What is being asked. Using the records below, copy every line that holds the string "Data".

======== Material for this task

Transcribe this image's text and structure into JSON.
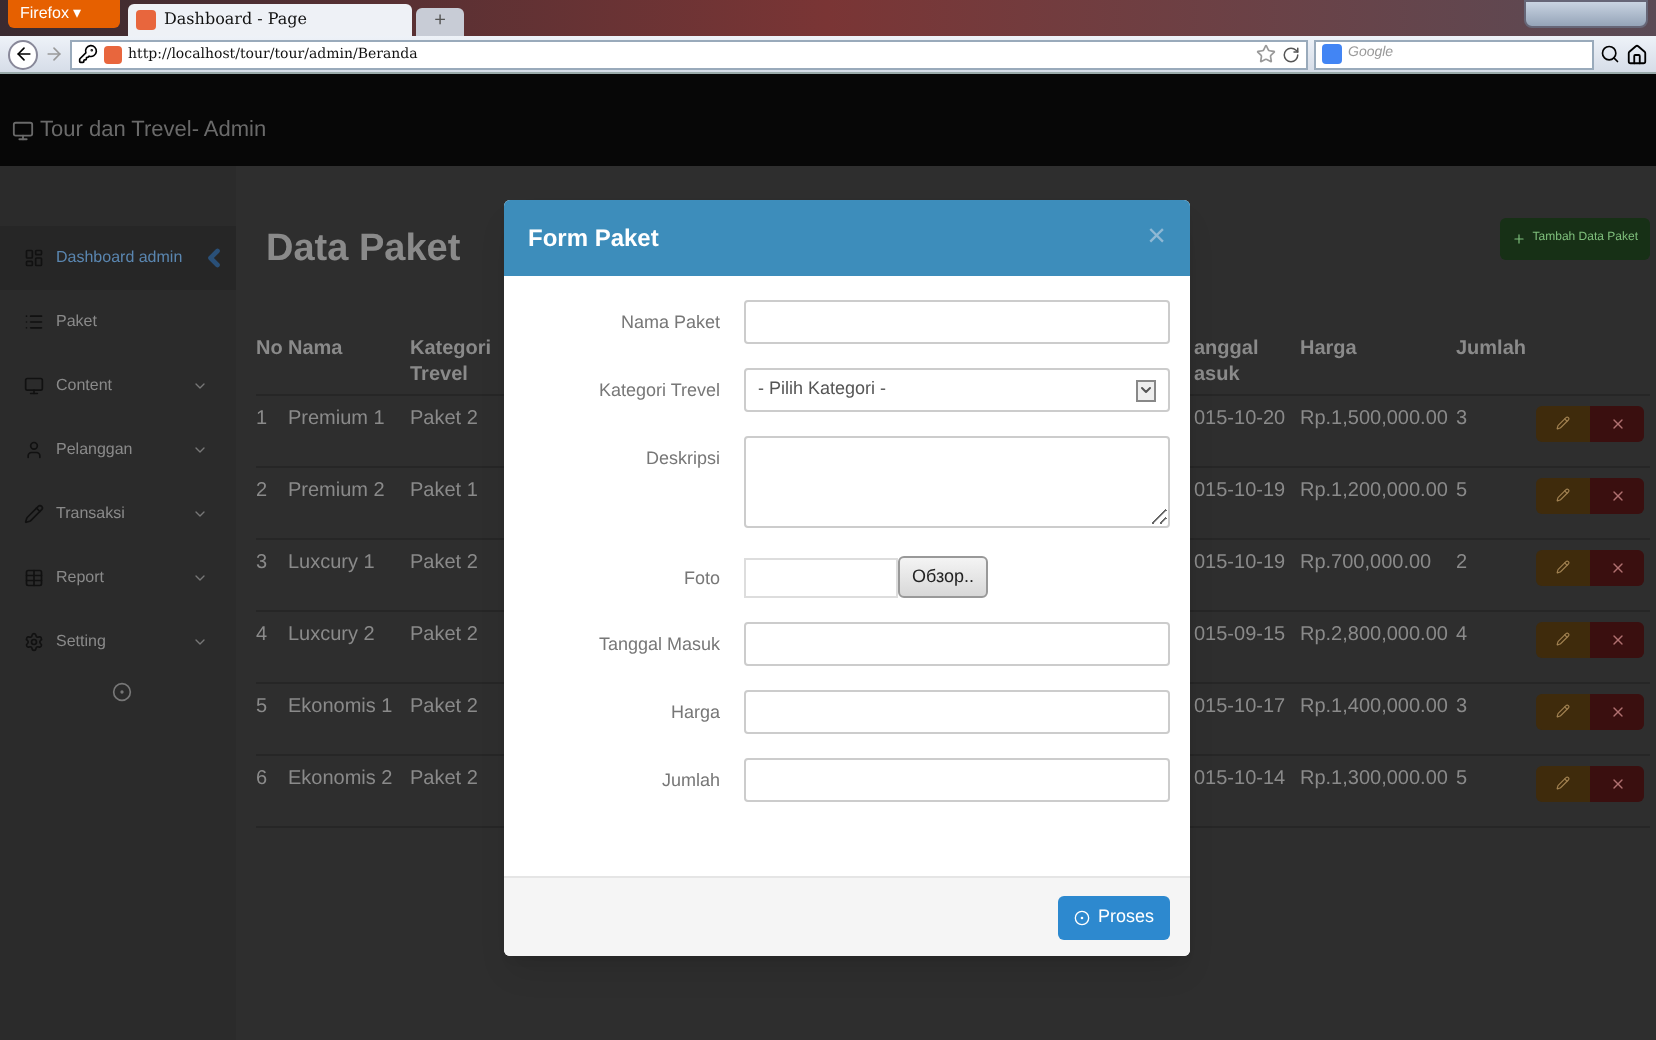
{
  "browser": {
    "menu_button": "Firefox ▾",
    "tab_title": "Dashboard - Page",
    "new_tab": "+",
    "url": "http://localhost/tour/tour/admin/Beranda",
    "search_placeholder": "Google"
  },
  "app": {
    "brand": "Tour dan Trevel- Admin"
  },
  "sidebar": {
    "items": [
      {
        "label": "Dashboard admin",
        "selected": true,
        "expandable": false
      },
      {
        "label": "Paket",
        "selected": false,
        "expandable": false
      },
      {
        "label": "Content",
        "selected": false,
        "expandable": true
      },
      {
        "label": "Pelanggan",
        "selected": false,
        "expandable": true
      },
      {
        "label": "Transaksi",
        "selected": false,
        "expandable": true
      },
      {
        "label": "Report",
        "selected": false,
        "expandable": true
      },
      {
        "label": "Setting",
        "selected": false,
        "expandable": true
      }
    ]
  },
  "page": {
    "title": "Data Paket",
    "add_button": "Tambah Data Paket"
  },
  "table": {
    "columns": [
      "No",
      "Nama",
      "Kategori Trevel",
      "anggal asuk",
      "Harga",
      "Jumlah"
    ],
    "rows": [
      [
        "1",
        "Premium 1",
        "Paket 2",
        "015-10-20",
        "Rp.1,500,000.00",
        "3"
      ],
      [
        "2",
        "Premium 2",
        "Paket 1",
        "015-10-19",
        "Rp.1,200,000.00",
        "5"
      ],
      [
        "3",
        "Luxcury 1",
        "Paket 2",
        "015-10-19",
        "Rp.700,000.00",
        "2"
      ],
      [
        "4",
        "Luxcury 2",
        "Paket 2",
        "015-09-15",
        "Rp.2,800,000.00",
        "4"
      ],
      [
        "5",
        "Ekonomis 1",
        "Paket 2",
        "015-10-17",
        "Rp.1,400,000.00",
        "3"
      ],
      [
        "6",
        "Ekonomis 2",
        "Paket 2",
        "015-10-14",
        "Rp.1,300,000.00",
        "5"
      ]
    ]
  },
  "modal": {
    "title": "Form Paket",
    "close": "×",
    "fields": [
      {
        "label": "Nama Paket",
        "kind": "text"
      },
      {
        "label": "Kategori Trevel",
        "kind": "select",
        "value": "- Pilih Kategori -"
      },
      {
        "label": "Deskripsi",
        "kind": "textarea"
      },
      {
        "label": "Foto",
        "kind": "file",
        "button": "Обзор.."
      },
      {
        "label": "Tanggal Masuk",
        "kind": "text"
      },
      {
        "label": "Harga",
        "kind": "text"
      },
      {
        "label": "Jumlah",
        "kind": "text"
      }
    ],
    "submit": "Proses"
  }
}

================

Exercise result.
    "title": "Data Paket",
    "add_button": "Tambah Data Paket"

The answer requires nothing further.